A California library wants your help in sifting through, transcribing, and decoding thousands of Civil War–era documents. The Huntington Library has launched a crowdsourcing project to attempt to crack 15,971 Civil War–era telegrams—including 100 to and from President Abraham Lincoln himself. The telegrams zigzagged between the president, his Cabinet, and officers of the Union Army. Approximately one-third were written in unbreakable code, one so complex that the Confederate Army was never able to crack it.
The library acquired the telegrams back in 2012. They were part of a collection under the care of Thomas T. Eckert, the head of the military telegraph office of the War Department for Lincoln. Thought to have been destroyed, the collection includes 35 manuscript ledger books of telegrams sent and received by Eckert’s department. Also included in the trove are 32 for-your-eyes-only cipher books revealing the code used to encrypt and decipher messages.
Through an online research platform, Zooniverse, users will be presented with one random page of handwritten text from either the 35 ledgers or 32 code books. Then you transcribe the page word for word (or to the best of your ability) in a pop-up window and log it. Others will look at the same document you did, so it’s not just a one-man job. And there’s already a growing blog of decoded messages and explanations as to what the telegrams mean. To view them, click here.
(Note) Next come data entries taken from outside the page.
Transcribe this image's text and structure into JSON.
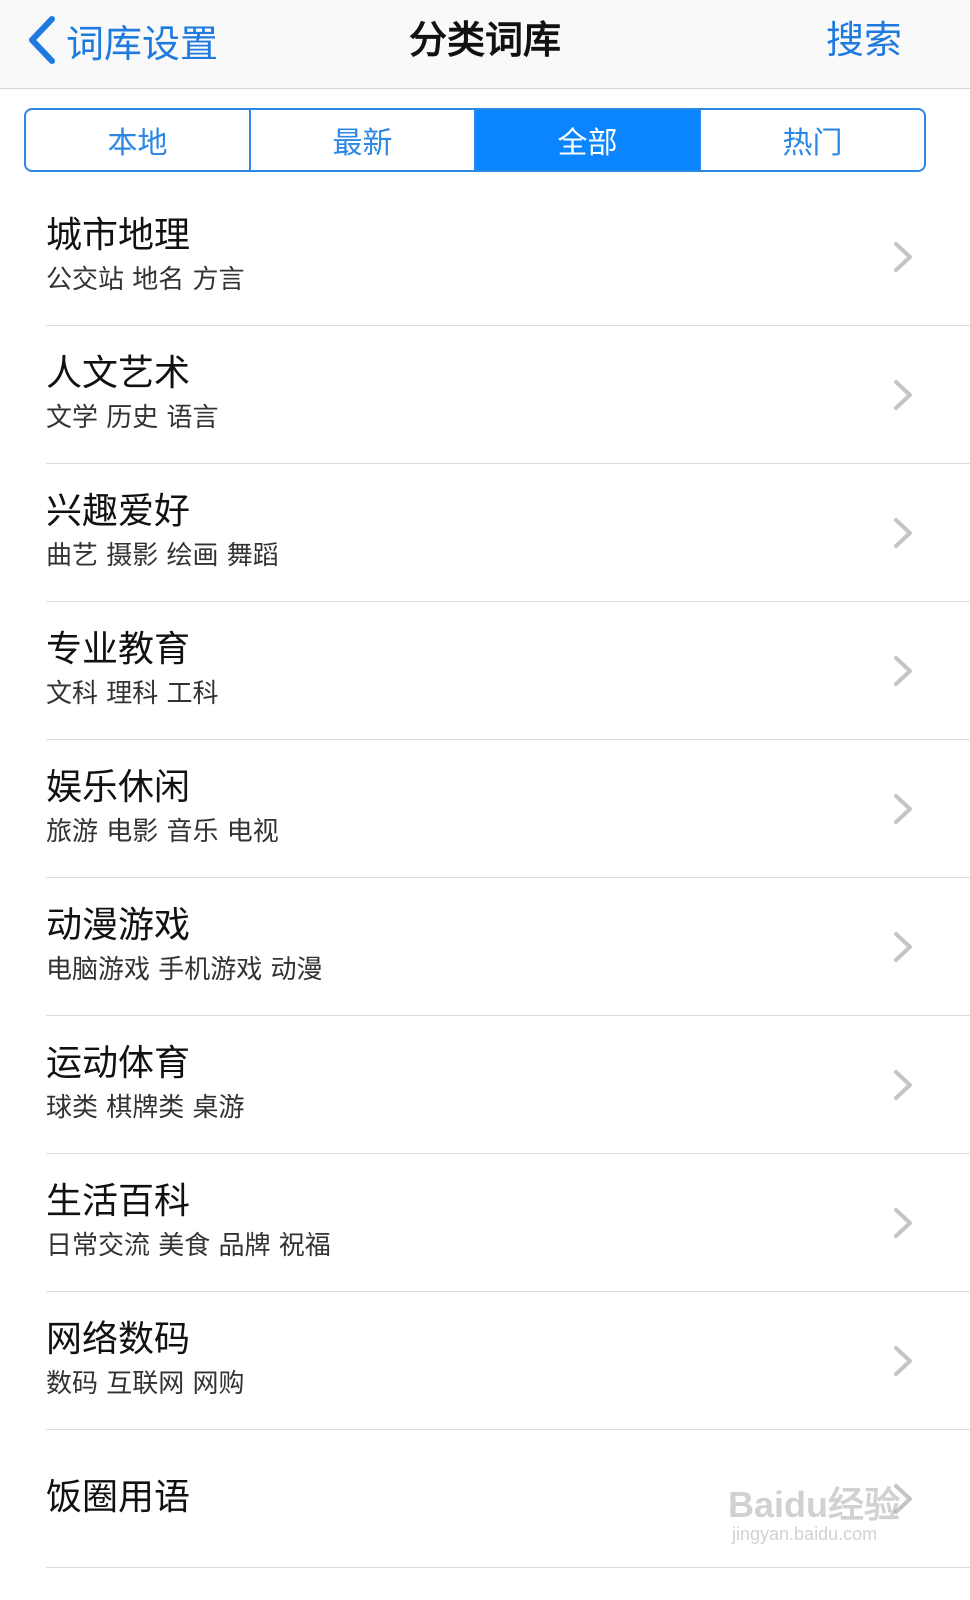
{
  "navbar": {
    "back_label": "词库设置",
    "title": "分类词库",
    "search_label": "搜索"
  },
  "tabs": [
    {
      "label": "本地",
      "active": false
    },
    {
      "label": "最新",
      "active": false
    },
    {
      "label": "全部",
      "active": true
    },
    {
      "label": "热门",
      "active": false
    }
  ],
  "categories": [
    {
      "title": "城市地理",
      "subtitle": "公交站 地名 方言"
    },
    {
      "title": "人文艺术",
      "subtitle": "文学 历史 语言"
    },
    {
      "title": "兴趣爱好",
      "subtitle": "曲艺 摄影 绘画 舞蹈"
    },
    {
      "title": "专业教育",
      "subtitle": "文科 理科 工科"
    },
    {
      "title": "娱乐休闲",
      "subtitle": "旅游 电影 音乐 电视"
    },
    {
      "title": "动漫游戏",
      "subtitle": "电脑游戏 手机游戏 动漫"
    },
    {
      "title": "运动体育",
      "subtitle": "球类 棋牌类 桌游"
    },
    {
      "title": "生活百科",
      "subtitle": "日常交流 美食 品牌 祝福"
    },
    {
      "title": "网络数码",
      "subtitle": "数码 互联网 网购"
    },
    {
      "title": "饭圈用语",
      "subtitle": ""
    }
  ],
  "watermark": {
    "main": "Baidu经验",
    "sub": "jingyan.baidu.com"
  },
  "colors": {
    "accent": "#1f7ae0",
    "segment_active": "#0a84ff"
  }
}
Below, check out an actual transcript of a telegram from President Lincoln to Major General Godfrey Weitzel, dated April 12, 1865, from the ledger of the United States Military Telegraph, War Department. The text includes coded words and names, and is signed “Bologna,” a code for “President of the United States.”